Friedrich outshines Lee to open second half strong

Friedrich outshines Lee to open second half strong

Friedrich outshines Lee to open second half strong
DENVER -- Rockies rookie right-hander Christian Friedrich's agent arranged for him to spend offseason time in Arkansas with Phillies pitcher Cliff Lee. Lee worked out and threw, and Friedrich joined and copied the veteran leader.

Friedrich showed what he learned Friday night, shutting down the Phillies for six innings of a 6-2 victory at Coors Field in front of 33,346.

"I learned so much from observing him, his workouts and work ethic, the way he throws the ball," Friedrich said. "We had conversations but it wasn't always about baseball, just small talk and stuff."

It's not as if Friedrich had much experience to share. He was a No. 1 Draft pick who hadn't pitched a game above Double-A. Lee was a three-time All-Star and 2008 Cy Young Award winner.

But Friedrich (5-6) struck out seven and gave up one run on five scattered hits over six innings to outperform Lee (1-6), who gave up nine hits and three runs (two earned) in six innings.

"I think it gave me a little more of a competitive edge," Friedrich said. "I don't think he's seen me throw besides maybe on TV or something. So you want to show him what you've got. To go head-to-head is something I didn't think was going to happen last offseason at any point in time. It was kind of cool the way it worked out."

Lee said, "A rookie, in this ballpark, he's doing well. Going six innings and giving up one run, that's pretty good."

Friedrich's performance tied for the second-most innings of his career and tied for his longest since the Rockies went to a four-man rotation with a conservative pitch count. He threw 82 pitches Friday night. It was just the third win by a Rockies starter since June 4, but those three have come in the past seven games, and the Rockies have won four of those.

Friedrich had gone 1-3 with a 9.62 ERA at Coors Field this season. Even more, Friedrich showed that he learned from his last outing. He had given up one run in four innings, but a walk to the opposing pitcher led to his fifth inning spinning out of control. He lasted just 4 1/3 innings in a loss to the Cardinals.

On Friday, he rebounded from Jimmy Rollins' one-out RBI double in the third to not suffer further damage. In the sixth, he walked Ryan Howard with two outs but rebounded to fan Carlos Ruiz swinging.

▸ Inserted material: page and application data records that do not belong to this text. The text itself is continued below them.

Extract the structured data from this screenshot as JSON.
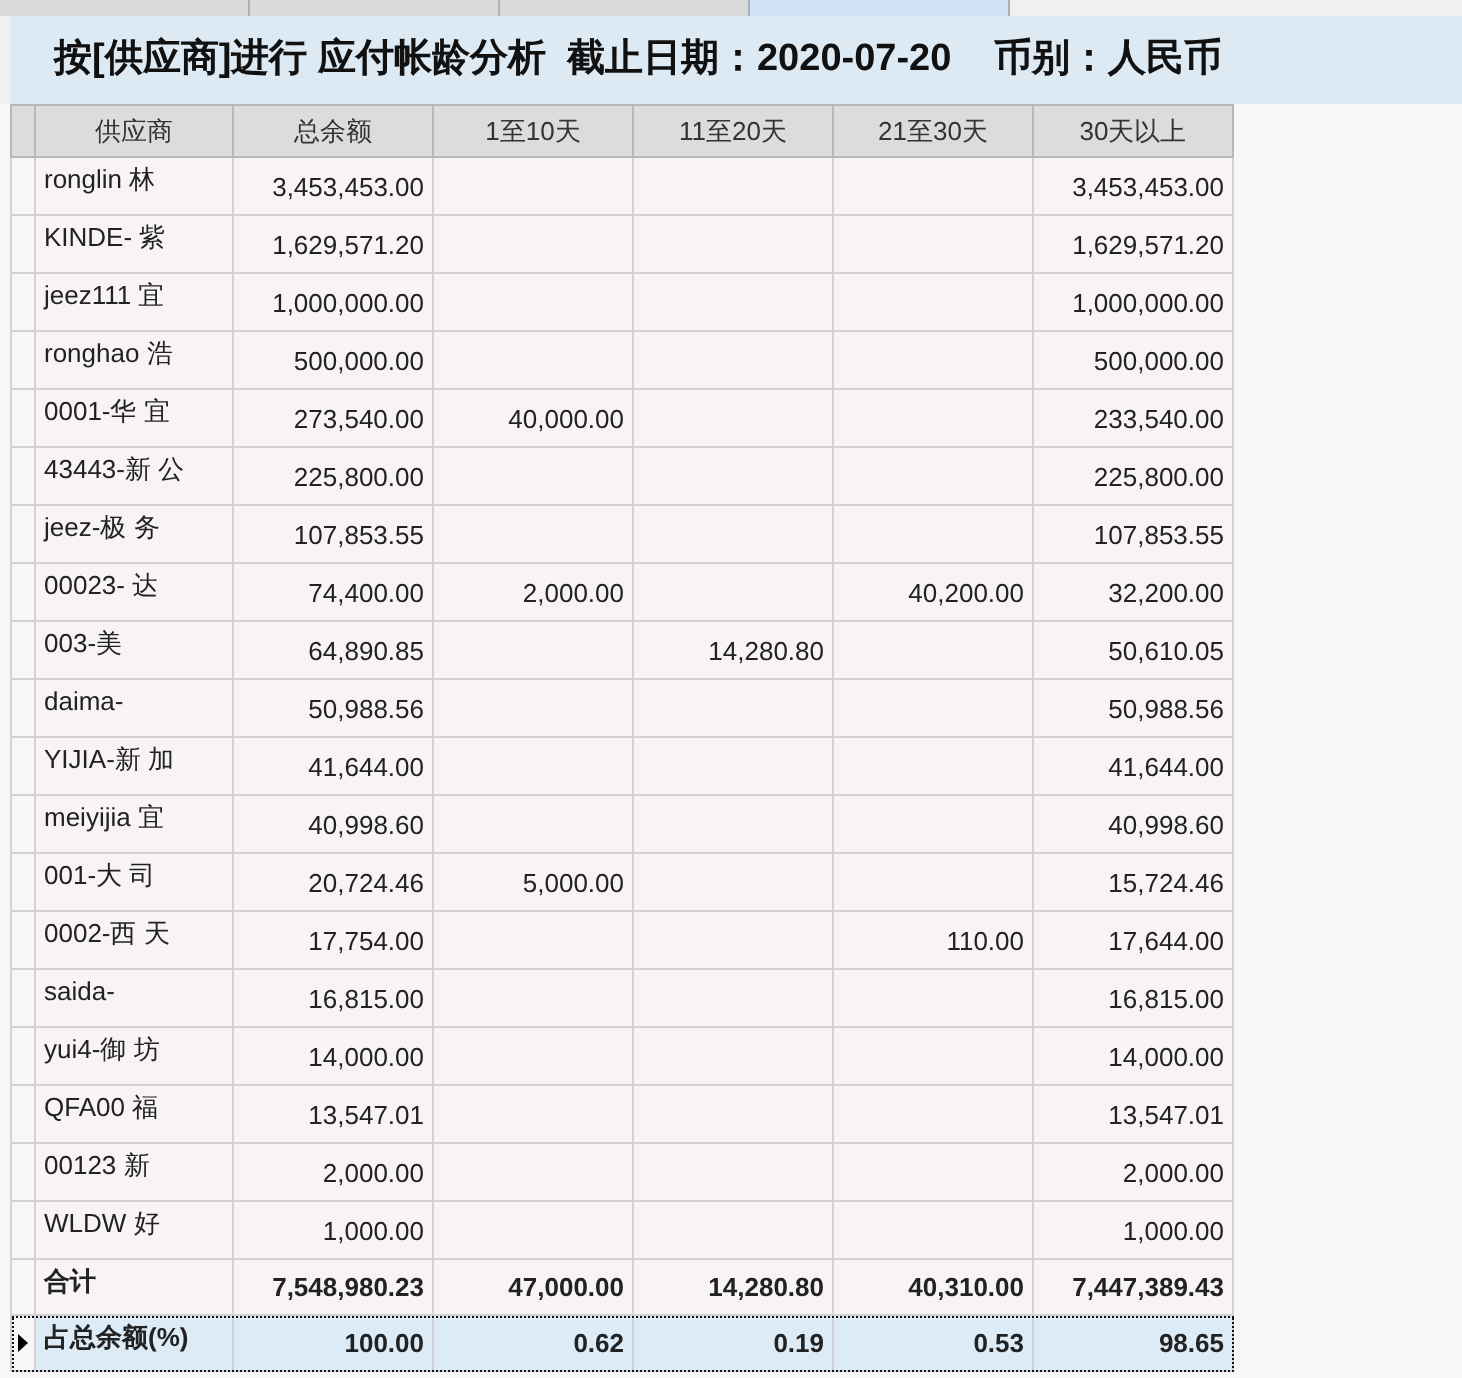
{
  "tabs": [
    {
      "selected": false
    },
    {
      "selected": false
    },
    {
      "selected": false
    },
    {
      "selected": true
    }
  ],
  "title": "按[供应商]进行 应付帐龄分析  截止日期：2020-07-20    币别：人民币",
  "table": {
    "columns": [
      "供应商",
      "总余额",
      "1至10天",
      "11至20天",
      "21至30天",
      "30天以上"
    ],
    "rows": [
      {
        "cells": {
          "supplier": "ronglin 林",
          "total": "3,453,453.00",
          "over_30": "3,453,453.00"
        },
        "selected": false
      },
      {
        "cells": {
          "supplier": "KINDE- 紫",
          "total": "1,629,571.20",
          "over_30": "1,629,571.20"
        },
        "selected": false
      },
      {
        "cells": {
          "supplier": "jeez111 宜",
          "total": "1,000,000.00",
          "over_30": "1,000,000.00"
        },
        "selected": false
      },
      {
        "cells": {
          "supplier": "ronghao 浩",
          "total": "500,000.00",
          "over_30": "500,000.00"
        },
        "selected": false
      },
      {
        "cells": {
          "supplier": "0001-华 宜",
          "total": "273,540.00",
          "d1_10": "40,000.00",
          "over_30": "233,540.00"
        },
        "selected": false
      },
      {
        "cells": {
          "supplier": "43443-新 公",
          "total": "225,800.00",
          "over_30": "225,800.00"
        },
        "selected": false
      },
      {
        "cells": {
          "supplier": "jeez-极 务",
          "total": "107,853.55",
          "over_30": "107,853.55"
        },
        "selected": false
      },
      {
        "cells": {
          "supplier": "00023- 达",
          "total": "74,400.00",
          "d1_10": "2,000.00",
          "d21_30": "40,200.00",
          "over_30": "32,200.00"
        },
        "selected": false
      },
      {
        "cells": {
          "supplier": "003-美",
          "total": "64,890.85",
          "d11_20": "14,280.80",
          "over_30": "50,610.05"
        },
        "selected": false
      },
      {
        "cells": {
          "supplier": "daima-",
          "total": "50,988.56",
          "over_30": "50,988.56"
        },
        "selected": false
      },
      {
        "cells": {
          "supplier": "YIJIA-新 加",
          "total": "41,644.00",
          "over_30": "41,644.00"
        },
        "selected": false
      },
      {
        "cells": {
          "supplier": "meiyijia 宜",
          "total": "40,998.60",
          "over_30": "40,998.60"
        },
        "selected": false
      },
      {
        "cells": {
          "supplier": "001-大 司",
          "total": "20,724.46",
          "d1_10": "5,000.00",
          "over_30": "15,724.46"
        },
        "selected": false
      },
      {
        "cells": {
          "supplier": "0002-西 天",
          "total": "17,754.00",
          "d21_30": "110.00",
          "over_30": "17,644.00"
        },
        "selected": false
      },
      {
        "cells": {
          "supplier": "saida-",
          "total": "16,815.00",
          "over_30": "16,815.00"
        },
        "selected": false
      },
      {
        "cells": {
          "supplier": "yui4-御 坊",
          "total": "14,000.00",
          "over_30": "14,000.00"
        },
        "selected": false
      },
      {
        "cells": {
          "supplier": "QFA00 福",
          "total": "13,547.01",
          "over_30": "13,547.01"
        },
        "selected": false
      },
      {
        "cells": {
          "supplier": "00123 新",
          "total": "2,000.00",
          "over_30": "2,000.00"
        },
        "selected": false
      },
      {
        "cells": {
          "supplier": "WLDW 好",
          "total": "1,000.00",
          "over_30": "1,000.00"
        },
        "selected": false
      }
    ],
    "summary_rows": [
      {
        "cells": {
          "supplier": "合计",
          "total": "7,548,980.23",
          "d1_10": "47,000.00",
          "d11_20": "14,280.80",
          "d21_30": "40,310.00",
          "over_30": "7,447,389.43"
        },
        "selected": false
      },
      {
        "cells": {
          "supplier": "占总余额(%)",
          "total": "100.00",
          "d1_10": "0.62",
          "d11_20": "0.19",
          "d21_30": "0.53",
          "over_30": "98.65"
        },
        "selected": true
      }
    ]
  }
}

"He is a good learner," Rockies manager Jim Tracy said. "Evidence of that is this thing we're doing with using a four-man rotation, as quickly as he's gravitated to it. Several of them are really grabbing hold of the word 'efficiency' -- the importance of throwing strikes and the importance of commanding your fastball in the strike zone."

Friedrich's quick tempo was mainly responsible for the game lasting just 2 hours, 37 minutes.

"You want to make sure you go out there and finish the job," said Friedrich, who won for the first time since June 4, when he threw seven strong innings at Arizona.

Friedrich wasn't the only rookie with a big night as the Rockies (34-52) opened the second half impressively while the Phillies (37-51) continued their unexpectedly struggling first-half ways.

Shortstop Josh Rutledge, called up from Double-A Tulsa because first baseman Todd Helton went to the disabled list Friday with right hip soreness, doubled in a run with his first at-bat, singled in his second and added an RBI with a sacrifice fly his third Major League plate appearance. Rutledge followed that by drawing a seventh-inning walk from reliever Michael Schwimer and stealing second.

"I can't even describe the feeling," Rutledge said.

It wasn't just a night for rookies.

Left fielder Carlos Gonzalez celebrated his first All-Star appearance on Tuesday with three hits, including a double. Michael Cuddyer, who has found his swing this month after a .212 batting average in June, doubled, tripled and scored twice. Catcher Ramon Hernandez singled in a run after missing 42 games with a left hand strain.

Cuddyer said the Rockies' better play recently has to do with the pattern of improved pitching.

"Our rotation has stabilized a little -- you're still going to go through growing pains, ups and downs, but the guys over the last two weeks have thrown considerably better," Cuddyer said. "We've played good baseball. We've played quick games. That means a lot because the pace of the game is quicker, it gets us into the dugout quicker and we can swing it more."

Thomas Harding is a reporter for Read his blog, Hardball in the Rockies, and follow him on Twitter @harding_at_mlb. This story was not subject to the approval of Major League Baseball or its clubs.